Though, as the post-conviction hearing court found, trial counsel knew of at least four eyewitnesses (the young girl, Mr. Hendrickson, Gary Johnson and Melvin Johnson) who could testify to exculpate appellant, none was presented at trial. The record provides no explanation for counsel's failure to produce, or make a serious effort to produce, these witnesses.
To determine whether counsel's failure to present favorable witnesses constituted constitutionally ineffective assistance of counsel, we look to the standard established in Commonwealth ex rel. Washington v. Maroney, 427 Pa. 599, 604, 235 A.2d 349, 352 (1967):
"Counsel's assistance is deemed constitutionally effective once we are able to conclude that the particular course chosen by counsel had some reasonable basis designed to effectuate his client's interests. The test is not whether other alternatives were more reasonable, employing a hindsight evaluation of the record. Although weigh the alternatives we must, the balance tips in favor of a finding of effective assistance as soon as it is determined that trial counsel's decisions had any reasonable basis."
In Commonwealth v. Twiggs, 460 Pa. 105, 331 A.2d 440 (1975), we considered the failure of defense counsel to present a witness who had testified at an earlier proceeding. We stated, in determining whether the failure to call a witness constituted ineffective assistance of counsel:
"If counsel's decision not to secure [the witness'] appearance . . . was based on a reassessment of its worth and a conclusion that it was of little or no value in the posture of this case, then that decision clearly had some reasonable basis designed to effectuate [the client's] interests. In such circumstances, counsel's conduct would not constitute ineffectiveness. See Commonwealth ex rel. Washington v. Maroney, supra. Had counsel reached this decision on a basis designed to advance his client's interest, this case would be analogous to those situations in which, as a matter of trial strategy, counsel decides not to call a witness at all. (Citations omitted.)
"If, however, counsel's failure to seek compulsory process to obtain [the witness'] testimony . . . was the result of sloth or lack of awareness of the available alternatives, then his assistance was ineffective. In a case where virtually the only issue is the credibility of the Commonwealth's witness versus that of the defendant, failure to explore all alternatives available to assure that the jury heard the testimony of a known witness who might be capable of casting a shadow upon the Commonwealth's witness's truthfulness is ineffective assistance of counsel."
Here appellant was convicted on the strength of the testimony and credibility of one Commonwealth witness.
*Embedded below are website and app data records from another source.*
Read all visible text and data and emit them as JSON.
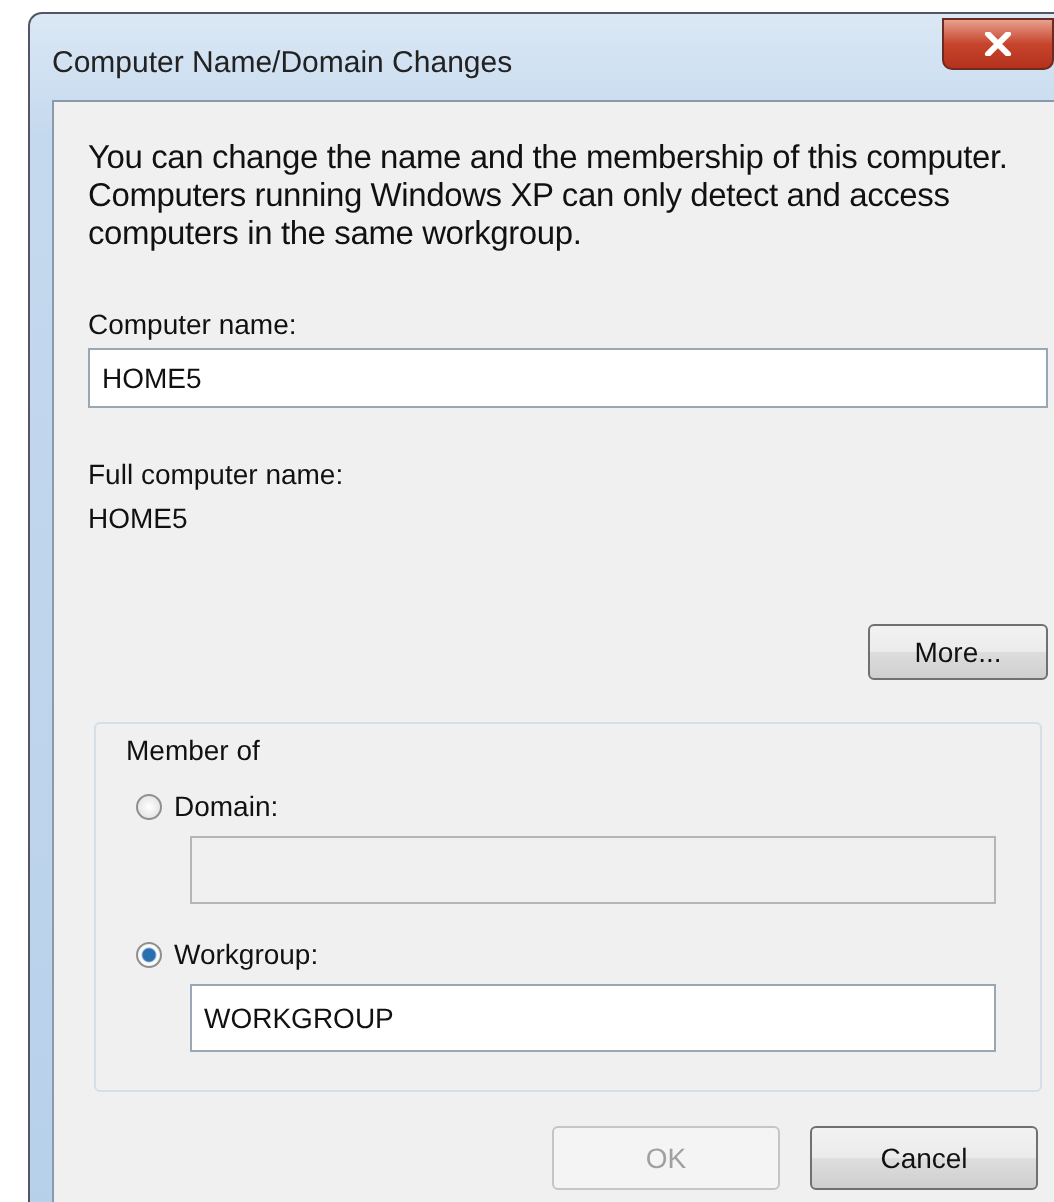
{
  "window": {
    "title": "Computer Name/Domain Changes"
  },
  "description": "You can change the name and the membership of this computer. Computers running Windows XP can only detect and access computers in the same workgroup.",
  "computer_name": {
    "label": "Computer name:",
    "value": "HOME5"
  },
  "full_computer_name": {
    "label": "Full computer name:",
    "value": "HOME5"
  },
  "more_button": {
    "label": "More..."
  },
  "member_of": {
    "title": "Member of",
    "options": [
      {
        "label": "Domain:",
        "selected": false,
        "disabled": true
      },
      {
        "label": "Workgroup:",
        "selected": true,
        "value": "WORKGROUP",
        "disabled": false
      }
    ]
  },
  "buttons": [
    {
      "label": "OK",
      "disabled": true
    },
    {
      "label": "Cancel",
      "disabled": false
    }
  ]
}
No significant effort was made to produce any of at least four other known eyewitnesses to challenge the Commonwealth's version of the facts. On this record counsel's failure to present any or all of the other eyewitnesses cannot be said to have been reasonably designed to effectuate the client's interests. As explained in Twiggs, such failure constitutes ineffective assistance of counsel.
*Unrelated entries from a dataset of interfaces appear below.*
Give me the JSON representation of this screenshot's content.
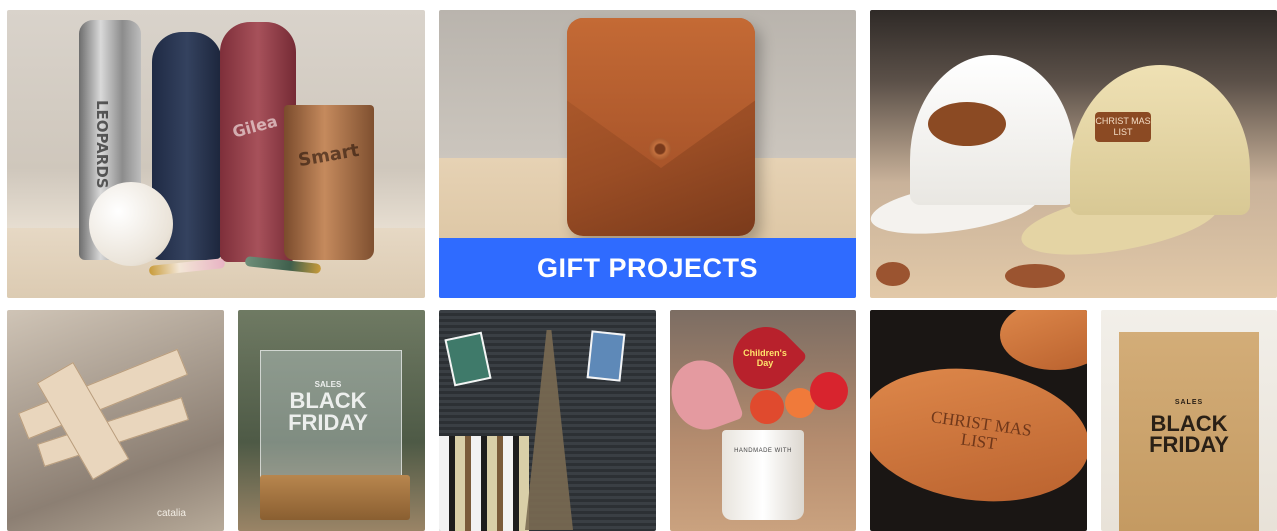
{
  "banner": {
    "label": "GIFT PROJECTS",
    "color": "#2f6bff"
  },
  "tiles": [
    {
      "subject": "engraved drinkware",
      "engravings": [
        "LEOPARDS",
        "Gilea",
        "Smart"
      ]
    },
    {
      "subject": "engraved leather bag"
    },
    {
      "subject": "caps with leather patches",
      "patches": [
        "CHRIST MAS LIST"
      ]
    },
    {
      "subject": "wooden plane model",
      "caption": "catalia"
    },
    {
      "subject": "acrylic sign",
      "sign": {
        "top": "SALES",
        "main": "BLACK FRIDAY"
      }
    },
    {
      "subject": "eiffel tower model"
    },
    {
      "subject": "flower pot",
      "card": "Children's Day",
      "pot_label": "HANDMADE WITH"
    },
    {
      "subject": "leather coaster",
      "text": "CHRIST MAS LIST"
    },
    {
      "subject": "kraft bag",
      "bag": {
        "top": "SALES",
        "main": "BLACK FRIDAY"
      }
    }
  ]
}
The Commonwealth contends that counsel's failure to call "Doc" Hendricks was reasonable because of Hendricks' reluctance to testify. We reject this contention because trial counsel knew that, as of the day before trial, Hendricks did not retract his statement favorable to appellant. Moreover Hendricks had been subpoenaed and trial counsel expected Hendricks to appear notwithstanding his earlier expression of reluctance.
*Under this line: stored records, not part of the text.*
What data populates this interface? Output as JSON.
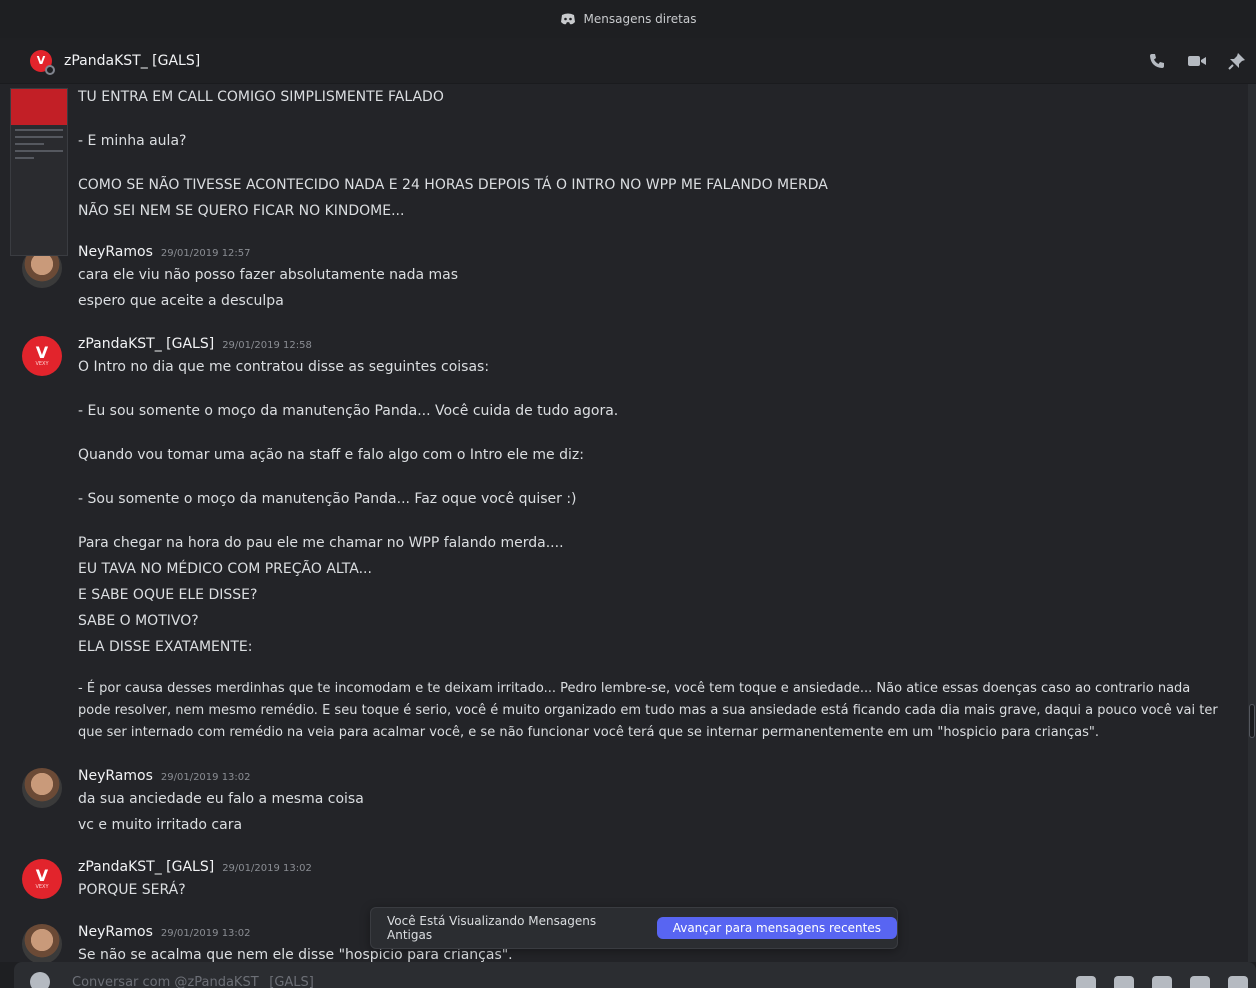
{
  "window": {
    "title": "Mensagens diretas"
  },
  "header": {
    "channel_name": "zPandaKST_ [GALS]"
  },
  "messages": {
    "continuation": [
      "TU ENTRA EM CALL COMIGO SIMPLISMENTE FALADO",
      "- E minha aula?",
      "COMO SE NÃO TIVESSE ACONTECIDO NADA E 24 HORAS DEPOIS TÁ O INTRO NO WPP ME FALANDO MERDA",
      "NÃO SEI NEM SE QUERO FICAR NO KINDOME..."
    ],
    "groups": [
      {
        "username": "NeyRamos",
        "timestamp": "29/01/2019 12:57",
        "lines": [
          "cara ele viu não posso fazer absolutamente nada mas",
          "espero que aceite a desculpa"
        ]
      },
      {
        "username": "zPandaKST_ [GALS]",
        "timestamp": "29/01/2019 12:58",
        "lines": [
          "O Intro no dia que me contratou disse as seguintes coisas:",
          "- Eu sou somente o moço da manutenção Panda... Você cuida de tudo agora.",
          "Quando vou tomar uma ação na staff e falo algo com o Intro ele me diz:",
          "- Sou somente o moço da manutenção Panda... Faz oque você quiser :)",
          "Para chegar na hora do pau ele me chamar no WPP falando merda....",
          "EU TAVA NO MÉDICO COM PREÇÃO ALTA...",
          "E SABE OQUE ELE DISSE?",
          "SABE O MOTIVO?",
          "ELA DISSE EXATAMENTE:",
          "- É por causa desses merdinhas que te incomodam e te deixam irritado... Pedro lembre-se, você tem toque e ansiedade... Não atice essas doenças caso ao contrario nada pode resolver, nem mesmo remédio. E seu toque é serio, você é muito organizado em tudo mas a sua ansiedade está ficando cada dia mais grave, daqui a pouco você vai ter que ser internado com remédio na veia para acalmar você, e se não funcionar você terá que se internar permanentemente em um \"hospicio para crianças\"."
        ]
      },
      {
        "username": "NeyRamos",
        "timestamp": "29/01/2019 13:02",
        "lines": [
          "da sua anciedade eu falo a mesma coisa",
          "vc e muito irritado cara"
        ]
      },
      {
        "username": "zPandaKST_ [GALS]",
        "timestamp": "29/01/2019 13:02",
        "lines": [
          "PORQUE SERÁ?"
        ]
      },
      {
        "username": "NeyRamos",
        "timestamp": "29/01/2019 13:02",
        "lines": [
          "Se não se acalma que nem ele disse \"hospicio para crianças\"."
        ]
      }
    ]
  },
  "jump_bar": {
    "text": "Você Está Visualizando Mensagens Antigas",
    "button": "Avançar para mensagens recentes"
  },
  "composer": {
    "placeholder": "Conversar com @zPandaKST_ [GALS]"
  },
  "colors": {
    "accent": "#5865f2",
    "avatar_red": "#e2242c",
    "background": "#232428"
  },
  "icons": [
    "discord-icon",
    "phone-call-icon",
    "video-call-icon",
    "pin-icon",
    "plus-icon",
    "gift-icon",
    "gif-icon",
    "sticker-icon",
    "emoji-icon",
    "apps-icon"
  ]
}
Whether counsel acted reasonably in not calling Virginia Gore, an alibi witness who later retracted her statement, as the Commonwealth contends, need not be considered here in view of our conclusion that the failure to produce the other witnesses constituted ineffective assistance.
Judgment of sentence reversed and new trial granted.